This is part seven of a series of blog posts concerning the MIL-STD 810 Vibration Section. This blog was written with reference to MIL-STD-810G w/Change 1 dated 15 April 2014. DES has the experience and expertise to help you determine what profiles are appropriate for your product and to run your MIL-STD-810 vibration test. For more information, please check out our Vibration Testing services page and our other MIL-STD-810 vibration testing blog articles:
MIL-STD-810 Vibration Testing Overview
MIL-STD-810: Vibration Testing Category 4 – Truck/Trailer – Secured Cargo
MIL-STD-810: Vibration Testing Category 9 – Aircraft – Helicopter
MIL-STD-810: Vibration Testing Category 7 – Aircraft – Jet
MIL-STD-810: Vibration Testing Category 8 – Aircraft – Propeller
MIL-STD-810: Vibration Testing Category 12 – Fixed Wing Jet Aircraft
Category 15 of Method 514.7 Vibration testing describes the different vibratory environments aircraft stores may experience in an aircraft. Three environments are detailed in category 15; captive flight – external carriage, captive flight – internal carriage and free flight.
Captive flight – external carriage include stores carried externally on a jet aircraft. The overall vibration profile arises from four sources; engine noise, in-flight aerodynamic turbulence, vibration transmitted through attaching structures and internal store vibration. Engine noise is highest at the boundary layer of the exhaust jet plume. At this point there is turbulence between the exhaust air and ambient air and is at its maximum during takeoff. In-flight aerodynamic turbulence do not greatly affect overall store vibration, however, they may cause other structures such as tailfins to produce vibrations that are then transmitted to the store. These vibrations, as it states in category 15 of method 514.7, are a “low frequency system” and are often characterized as buffet vibration, Figure 2. “Buffet vibration is typically concentrated between 10 and 50 Hz” and “is dominated by store structural resonances.” Finally stores are also susceptible to internal vibration from elements such as rotating machinery.
Captive flight – internal carriages generally don’t experience harsh vibration levels unless the bay is opened during flight. “This event is referred to as a cavity resonance and results in high levels of turbulence inside the bay.” This vibration is characterized as a wide band spectrum with high spikes across it. Low frequency spikes (<100 Hz) are not expected to be of issue for most stores, however, high frequency spikes can be very dangerous.
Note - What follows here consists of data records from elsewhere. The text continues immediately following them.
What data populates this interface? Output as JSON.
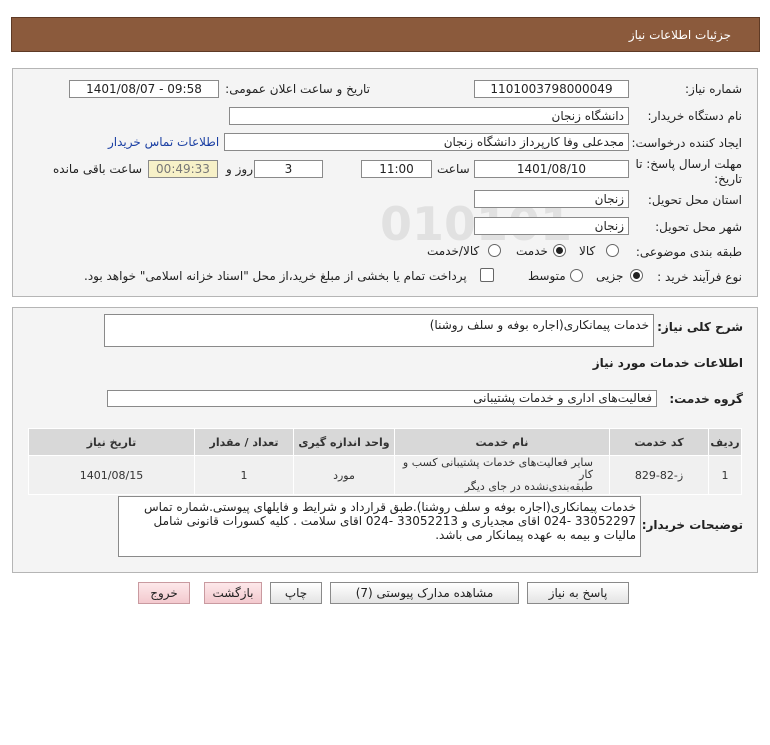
{
  "header": {
    "title": "جزئیات اطلاعات نیاز"
  },
  "fields": {
    "need_number_label": "شماره نیاز:",
    "need_number": "1101003798000049",
    "announce_label": "تاریخ و ساعت اعلان عمومی:",
    "announce_value": "1401/08/07 - 09:58",
    "buyer_org_label": "نام دستگاه خریدار:",
    "buyer_org": "دانشگاه زنجان",
    "creator_label": "ایجاد کننده درخواست:",
    "creator": "مجدعلی وفا کارپرداز دانشگاه زنجان",
    "contact_link": "اطلاعات تماس خریدار",
    "deadline_label_line1": "مهلت ارسال پاسخ: تا",
    "deadline_label_line2": "تاریخ:",
    "deadline_date": "1401/08/10",
    "time_label": "ساعت",
    "deadline_time": "11:00",
    "days_value": "3",
    "days_label": "روز و",
    "remaining_time": "00:49:33",
    "remaining_label": "ساعت باقی مانده",
    "province_label": "استان محل تحویل:",
    "province": "زنجان",
    "city_label": "شهر محل تحویل:",
    "city": "زنجان",
    "category_label": "طبقه بندی موضوعی:",
    "category_options": [
      "کالا",
      "خدمت",
      "کالا/خدمت"
    ],
    "category_selected": "خدمت",
    "process_label": "نوع فرآیند خرید :",
    "process_options": [
      "جزیی",
      "متوسط"
    ],
    "process_selected": "جزیی",
    "payment_note": "پرداخت تمام یا بخشی از مبلغ خرید،از محل \"اسناد خزانه اسلامی\" خواهد بود."
  },
  "summary": {
    "label": "شرح کلی نیاز:",
    "value": "خدمات پیمانکاری(اجاره بوفه و سلف روشنا)"
  },
  "services_header": "اطلاعات خدمات مورد نیاز",
  "service_group": {
    "label": "گروه خدمت:",
    "value": "فعالیت‌های اداری و خدمات پشتیبانی"
  },
  "table": {
    "headers": [
      "ردیف",
      "کد خدمت",
      "نام خدمت",
      "واحد اندازه گیری",
      "تعداد / مقدار",
      "تاریخ نیاز"
    ],
    "rows": [
      {
        "row": "1",
        "code": "ز-82-829",
        "name_line1": "سایر فعالیت‌های خدمات پشتیبانی کسب و کار",
        "name_line2": "طبقه‌بندی‌نشده در جای دیگر",
        "unit": "مورد",
        "qty": "1",
        "date": "1401/08/15"
      }
    ]
  },
  "buyer_notes": {
    "label": "توضیحات خریدار:",
    "value": "خدمات پیمانکاری(اجاره بوفه و سلف روشنا).طبق قرارداد و شرایط و فایلهای پیوستی.شماره تماس 33052297 -024 اقای مجدیاری و 33052213 -024 اقای سلامت . کلیه کسورات قانونی شامل مالیات و بیمه به عهده پیمانکار می باشد."
  },
  "buttons": {
    "reply": "پاسخ به نیاز",
    "docs": "مشاهده مدارک پیوستی (7)",
    "print": "چاپ",
    "back": "بازگشت",
    "exit": "خروج"
  }
}
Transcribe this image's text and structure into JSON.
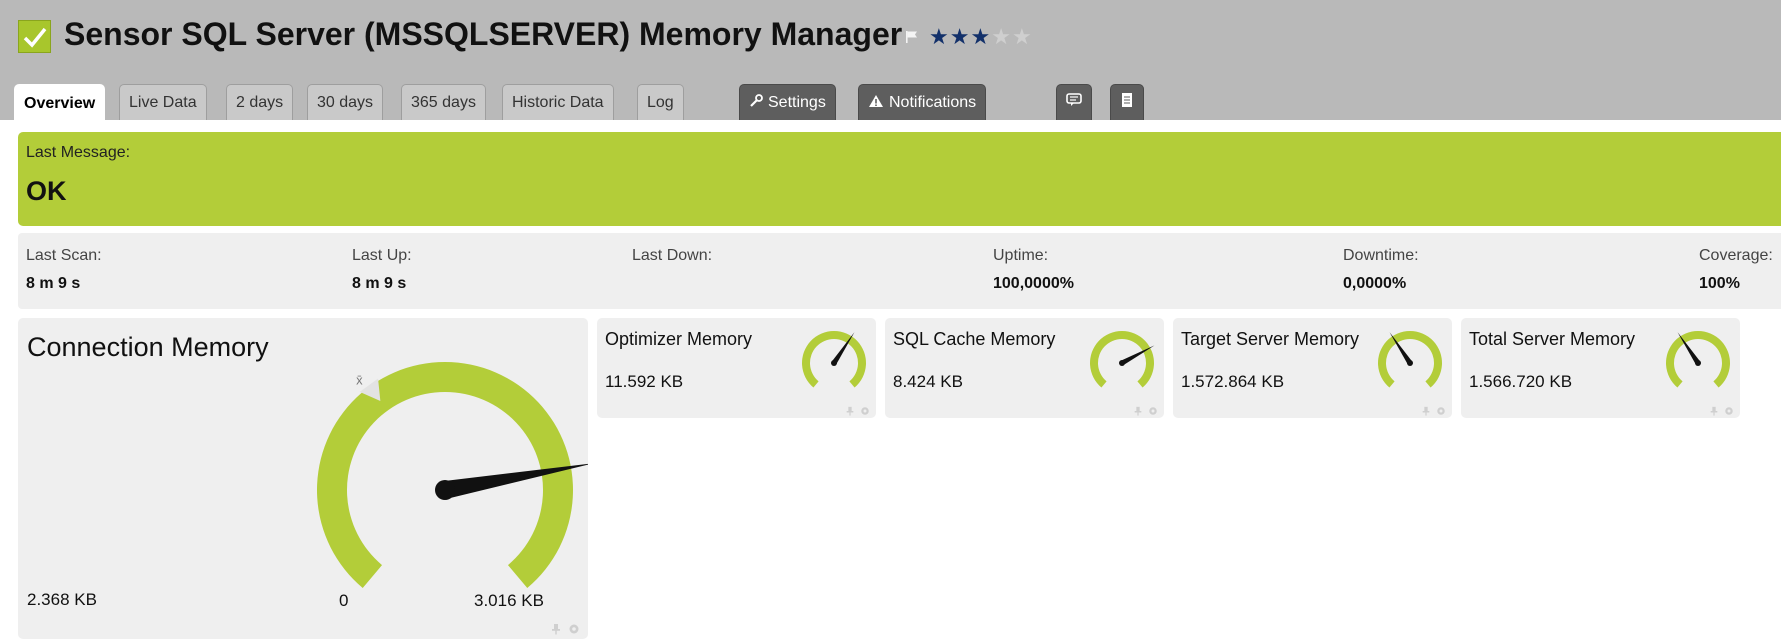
{
  "header": {
    "title": "Sensor SQL Server (MSSQLSERVER) Memory Manager",
    "status_icon": "check-icon",
    "flag_icon": "flag-icon",
    "priority_stars": 3,
    "priority_max": 5,
    "star_color": "#12306a",
    "bg_color": "#b9b9b9"
  },
  "tabs": [
    {
      "label": "Overview",
      "active": true
    },
    {
      "label": "Live Data"
    },
    {
      "label": "2 days"
    },
    {
      "label": "30 days"
    },
    {
      "label": "365 days"
    },
    {
      "label": "Historic Data"
    },
    {
      "label": "Log"
    },
    {
      "label": "Settings",
      "icon": "wrench-icon"
    },
    {
      "label": "Notifications",
      "icon": "warning-icon"
    },
    {
      "label": "",
      "icon": "comment-icon"
    },
    {
      "label": "",
      "icon": "document-icon"
    }
  ],
  "message": {
    "label": "Last Message:",
    "value": "OK",
    "color": "#b3cd39"
  },
  "stats": [
    {
      "label": "Last Scan:",
      "value": "8 m 9 s"
    },
    {
      "label": "Last Up:",
      "value": "8 m 9 s"
    },
    {
      "label": "Last Down:",
      "value": ""
    },
    {
      "label": "Uptime:",
      "value": "100,0000%"
    },
    {
      "label": "Downtime:",
      "value": "0,0000%"
    },
    {
      "label": "Coverage:",
      "value": "100%"
    }
  ],
  "primary_gauge": {
    "title": "Connection Memory",
    "value_text": "2.368 KB",
    "min_text": "0",
    "max_text": "3.016 KB",
    "level": 0.785,
    "gauge_color": "#b3cd39",
    "tools": [
      "pin-icon",
      "gear-icon"
    ]
  },
  "channel_gauges": [
    {
      "title": "Optimizer Memory",
      "value_text": "11.592 KB",
      "level": 0.62
    },
    {
      "title": "SQL Cache Memory",
      "value_text": "8.424 KB",
      "level": 0.72
    },
    {
      "title": "Target Server Memory",
      "value_text": "1.572.864 KB",
      "level": 0.38
    },
    {
      "title": "Total Server Memory",
      "value_text": "1.566.720 KB",
      "level": 0.38
    }
  ]
}
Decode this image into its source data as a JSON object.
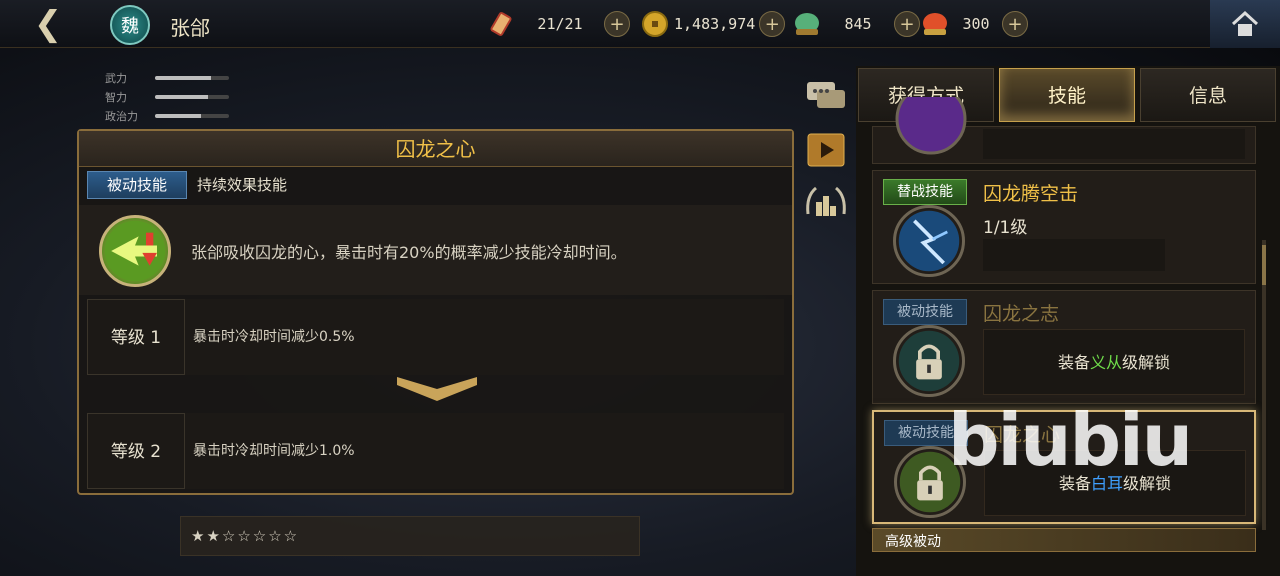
{
  "header": {
    "back_icon": "chevron-left-icon",
    "kingdom": "魏",
    "hero_name": "张郃",
    "resources": [
      {
        "icon": "scroll-icon",
        "value": "21/21",
        "color": "#c0392b"
      },
      {
        "icon": "coin-icon",
        "value": "1,483,974",
        "color": "#d4a52a"
      },
      {
        "icon": "jade-icon",
        "value": "845",
        "color": "#57b07a"
      },
      {
        "icon": "ruby-icon",
        "value": "300",
        "color": "#e0502a"
      }
    ],
    "home_icon": "home-icon"
  },
  "stats": [
    {
      "label": "武力",
      "level": 0.75
    },
    {
      "label": "智力",
      "level": 0.72
    },
    {
      "label": "政治力",
      "level": 0.62
    }
  ],
  "skill_detail": {
    "title": "囚龙之心",
    "type_tag": "被动技能",
    "subtype": "持续效果技能",
    "description": "张郃吸收囚龙的心，暴击时有20%的概率减少技能冷却时间。",
    "levels": [
      {
        "label": "等级 1",
        "text": "暴击时冷却时间减少0.5%"
      },
      {
        "label": "等级 2",
        "text": "暴击时冷却时间减少1.0%"
      }
    ]
  },
  "tabs": [
    {
      "label": "获得方式",
      "active": false
    },
    {
      "label": "技能",
      "active": true
    },
    {
      "label": "信息",
      "active": false
    }
  ],
  "skill_list": {
    "card1": {
      "tag": "替战技能",
      "title": "囚龙腾空击",
      "level": "1/1级"
    },
    "card2": {
      "tag": "被动技能",
      "title": "囚龙之志",
      "unlock_prefix": "装备",
      "unlock_hl": "义从",
      "unlock_suffix": "级解锁"
    },
    "card3": {
      "tag": "被动技能",
      "title": "囚龙之心",
      "unlock_prefix": "装备",
      "unlock_hl": "白耳",
      "unlock_suffix": "级解锁"
    },
    "advanced_label": "高级被动"
  },
  "watermark": "biubiu",
  "colors": {
    "gold": "#f0c048",
    "accent_blue": "#3fa0ff",
    "accent_green": "#6fdc4a"
  }
}
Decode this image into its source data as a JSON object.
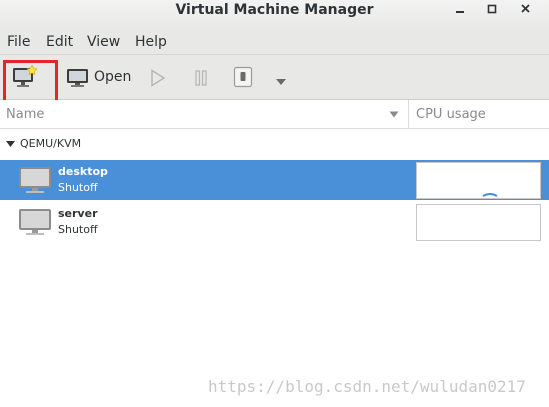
{
  "window": {
    "title": "Virtual Machine Manager",
    "controls": [
      "minimize-icon",
      "maximize-icon",
      "close-icon"
    ]
  },
  "menubar": {
    "items": [
      {
        "label": "File"
      },
      {
        "label": "Edit"
      },
      {
        "label": "View"
      },
      {
        "label": "Help"
      }
    ]
  },
  "toolbar": {
    "new_vm_icon": "new-vm-icon",
    "open_label": "Open",
    "run_icon": "play-icon",
    "pause_icon": "pause-icon",
    "shutdown_icon": "shutdown-icon",
    "menu_icon": "chevron-down-icon",
    "highlight_color": "#e4252b"
  },
  "columns": {
    "name": "Name",
    "cpu": "CPU usage"
  },
  "connection": {
    "label": "QEMU/KVM",
    "vms": [
      {
        "name": "desktop",
        "status": "Shutoff",
        "selected": true
      },
      {
        "name": "server",
        "status": "Shutoff",
        "selected": false
      }
    ]
  },
  "watermark": "https://blog.csdn.net/wuludan0217",
  "colors": {
    "selection": "#4a90d9",
    "chrome": "#e8e8e7"
  }
}
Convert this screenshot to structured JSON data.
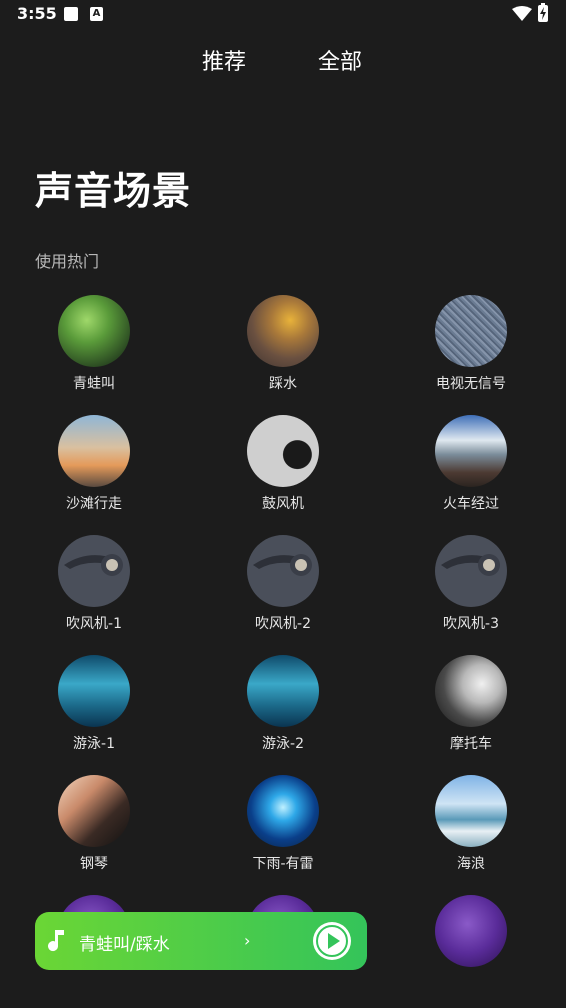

Free flight vibration will typically be experienced by stores that are deployed from the aircraft. Free flight vibration is comprised of engine noise vibration, onboard vibration and varying turbulence similar to that of captive flight.
Figure 1 below, shows the profile for store vibration exposure on jet aircrafts. Figure 2 shows the vibration profile for buffet vibration response. W0, W1 and W2 in Figures 1 and 2 are calculated from rather complicated tables and formulas within Category 15. The vibration testing durations are determined from the Life Cycle Environment Profile.